So yeah testing a phone with testing SIM works... Just a few dozen Oracle Cisco Huawei Ericsson Nokia Alcatel gears has your everything in the database.
I am in no doubt that the moment a SIM is inserted into a phone and it's switched on that the activities you've outlined happen—and all that gear you've mentioned then "has your everything in the database". For my purposes, that all that gear has soaked up info is essentially irrelevant (as it's going to happen anyway the first time one makes a call).
If I was being rigorous (or up to some nefarious mischief) and did not want any of that data to leak (at least until I was ready) then I'd disconnect the phone's antenna
and/or conduct the work within a Faraday cage to stop the the radiation. Also, there are other details and steps I'd take but I'll deliberately refrain from mentioning them.
* "I'm pulling these all out of my curious nerd memory so lots might be missing, outdated or unbalanced."
Ha, right. Then even if you're not fluent, I reckon you'll be familiar with all those books/standards that deal with such matters—ones that just about put Encyclopaedia Britannica to shame. Seems to me no normal human (even propeller-head nerds) could retain all that detail. :-)
If you have both a phone and GApps of similar vintage (similar/compatible release dates, etc.) which were developed and released before this imposition was forced upon Google then it should update.
The way I read that document is that code generated from now on will test the hardware and if it's found to be incompatible with the directive then it will not install.
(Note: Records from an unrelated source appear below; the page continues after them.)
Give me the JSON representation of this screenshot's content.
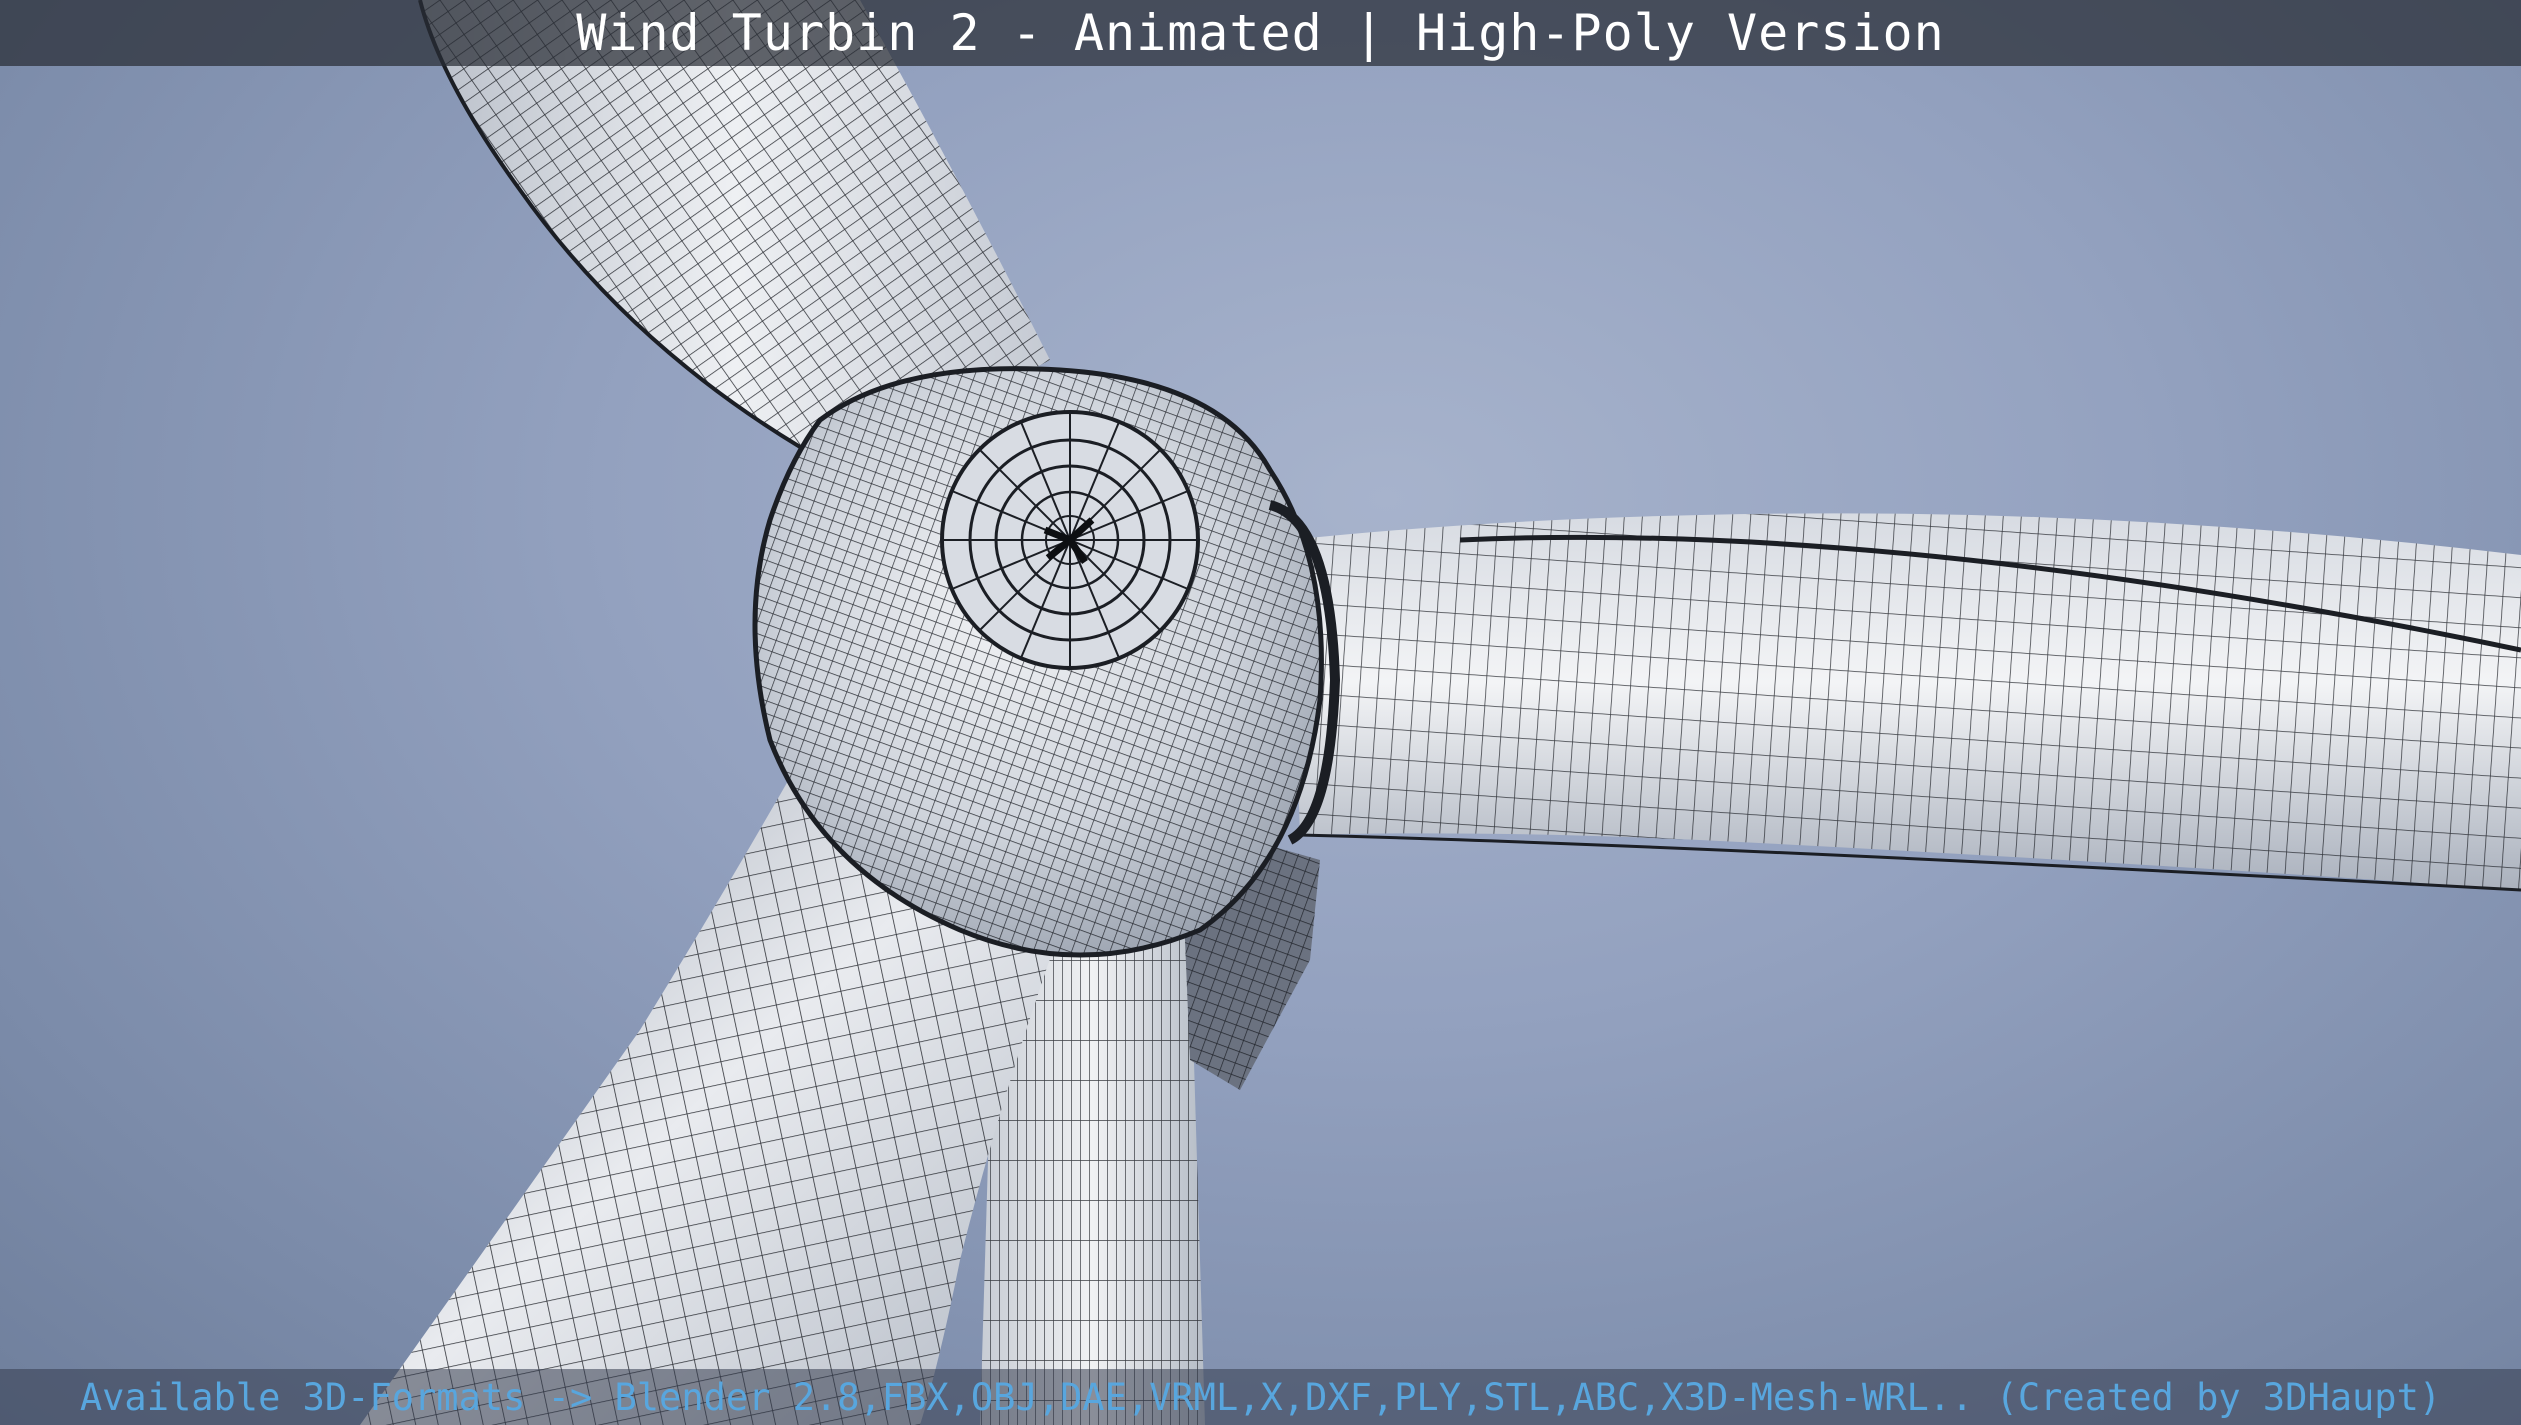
{
  "header": {
    "title": "Wind Turbin 2 - Animated | High-Poly Version"
  },
  "footer": {
    "formats_text": "Available 3D-Formats -> Blender 2.8,FBX,OBJ,DAE,VRML,X,DXF,PLY,STL,ABC,X3D-Mesh-WRL.. (Created by 3DHaupt)"
  },
  "scene": {
    "subject": "wind-turbine-hub-wireframe",
    "background_color": "#8c9cba",
    "mesh_fill_color": "#e4e7ec",
    "wire_color": "#1a1d22"
  }
}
Simply, I read this statement to mean that for the foreseeable future you will not be able to sideload current or newer release of GApps onto Huawei phones.
The only true way to find out is to try it.